-- Provided information follows --
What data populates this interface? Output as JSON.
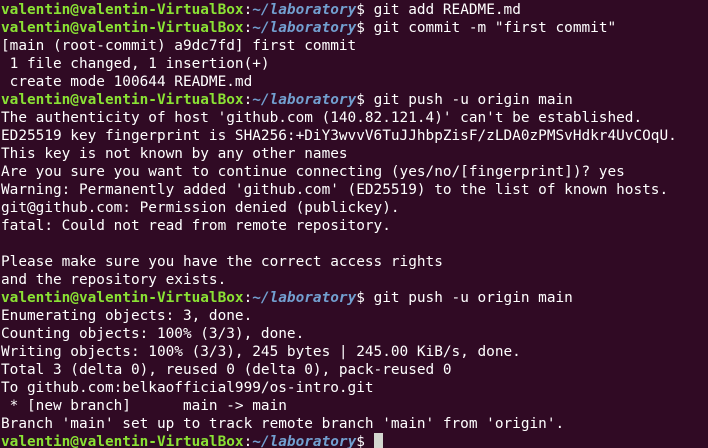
{
  "terminal": {
    "user_host": "valentin@valentin-VirtualBox",
    "path": "~/laboratory",
    "prompt_symbol": "$",
    "lines": [
      {
        "type": "prompt",
        "cmd": " git add README.md"
      },
      {
        "type": "prompt",
        "cmd": " git commit -m \"first commit\""
      },
      {
        "type": "output",
        "text": "[main (root-commit) a9dc7fd] first commit"
      },
      {
        "type": "output",
        "text": " 1 file changed, 1 insertion(+)"
      },
      {
        "type": "output",
        "text": " create mode 100644 README.md"
      },
      {
        "type": "prompt",
        "cmd": " git push -u origin main"
      },
      {
        "type": "output",
        "text": "The authenticity of host 'github.com (140.82.121.4)' can't be established."
      },
      {
        "type": "output",
        "text": "ED25519 key fingerprint is SHA256:+DiY3wvvV6TuJJhbpZisF/zLDA0zPMSvHdkr4UvCOqU."
      },
      {
        "type": "output",
        "text": "This key is not known by any other names"
      },
      {
        "type": "output",
        "text": "Are you sure you want to continue connecting (yes/no/[fingerprint])? yes"
      },
      {
        "type": "output",
        "text": "Warning: Permanently added 'github.com' (ED25519) to the list of known hosts."
      },
      {
        "type": "output",
        "text": "git@github.com: Permission denied (publickey)."
      },
      {
        "type": "output",
        "text": "fatal: Could not read from remote repository."
      },
      {
        "type": "output",
        "text": ""
      },
      {
        "type": "output",
        "text": "Please make sure you have the correct access rights"
      },
      {
        "type": "output",
        "text": "and the repository exists."
      },
      {
        "type": "prompt",
        "cmd": " git push -u origin main"
      },
      {
        "type": "output",
        "text": "Enumerating objects: 3, done."
      },
      {
        "type": "output",
        "text": "Counting objects: 100% (3/3), done."
      },
      {
        "type": "output",
        "text": "Writing objects: 100% (3/3), 245 bytes | 245.00 KiB/s, done."
      },
      {
        "type": "output",
        "text": "Total 3 (delta 0), reused 0 (delta 0), pack-reused 0"
      },
      {
        "type": "output",
        "text": "To github.com:belkaofficial999/os-intro.git"
      },
      {
        "type": "output",
        "text": " * [new branch]      main -> main"
      },
      {
        "type": "output",
        "text": "Branch 'main' set up to track remote branch 'main' from 'origin'."
      },
      {
        "type": "prompt",
        "cmd": " ",
        "cursor": true
      }
    ]
  }
}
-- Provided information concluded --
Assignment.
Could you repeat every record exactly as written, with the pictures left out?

Exercise response.
What data populates this interface? Output as JSON.
{
  "terminal": {
    "user_host": "valentin@valentin-VirtualBox",
    "path": "~/laboratory",
    "prompt_symbol": "$",
    "lines": [
      {
        "type": "prompt",
        "cmd": " git add README.md"
      },
      {
        "type": "prompt",
        "cmd": " git commit -m \"first commit\""
      },
      {
        "type": "output",
        "text": "[main (root-commit) a9dc7fd] first commit"
      },
      {
        "type": "output",
        "text": " 1 file changed, 1 insertion(+)"
      },
      {
        "type": "output",
        "text": " create mode 100644 README.md"
      },
      {
        "type": "prompt",
        "cmd": " git push -u origin main"
      },
      {
        "type": "output",
        "text": "The authenticity of host 'github.com (140.82.121.4)' can't be established."
      },
      {
        "type": "output",
        "text": "ED25519 key fingerprint is SHA256:+DiY3wvvV6TuJJhbpZisF/zLDA0zPMSvHdkr4UvCOqU."
      },
      {
        "type": "output",
        "text": "This key is not known by any other names"
      },
      {
        "type": "output",
        "text": "Are you sure you want to continue connecting (yes/no/[fingerprint])? yes"
      },
      {
        "type": "output",
        "text": "Warning: Permanently added 'github.com' (ED25519) to the list of known hosts."
      },
      {
        "type": "output",
        "text": "git@github.com: Permission denied (publickey)."
      },
      {
        "type": "output",
        "text": "fatal: Could not read from remote repository."
      },
      {
        "type": "output",
        "text": ""
      },
      {
        "type": "output",
        "text": "Please make sure you have the correct access rights"
      },
      {
        "type": "output",
        "text": "and the repository exists."
      },
      {
        "type": "prompt",
        "cmd": " git push -u origin main"
      },
      {
        "type": "output",
        "text": "Enumerating objects: 3, done."
      },
      {
        "type": "output",
        "text": "Counting objects: 100% (3/3), done."
      },
      {
        "type": "output",
        "text": "Writing objects: 100% (3/3), 245 bytes | 245.00 KiB/s, done."
      },
      {
        "type": "output",
        "text": "Total 3 (delta 0), reused 0 (delta 0), pack-reused 0"
      },
      {
        "type": "output",
        "text": "To github.com:belkaofficial999/os-intro.git"
      },
      {
        "type": "output",
        "text": " * [new branch]      main -> main"
      },
      {
        "type": "output",
        "text": "Branch 'main' set up to track remote branch 'main' from 'origin'."
      },
      {
        "type": "prompt",
        "cmd": " ",
        "cursor": true
      }
    ]
  }
}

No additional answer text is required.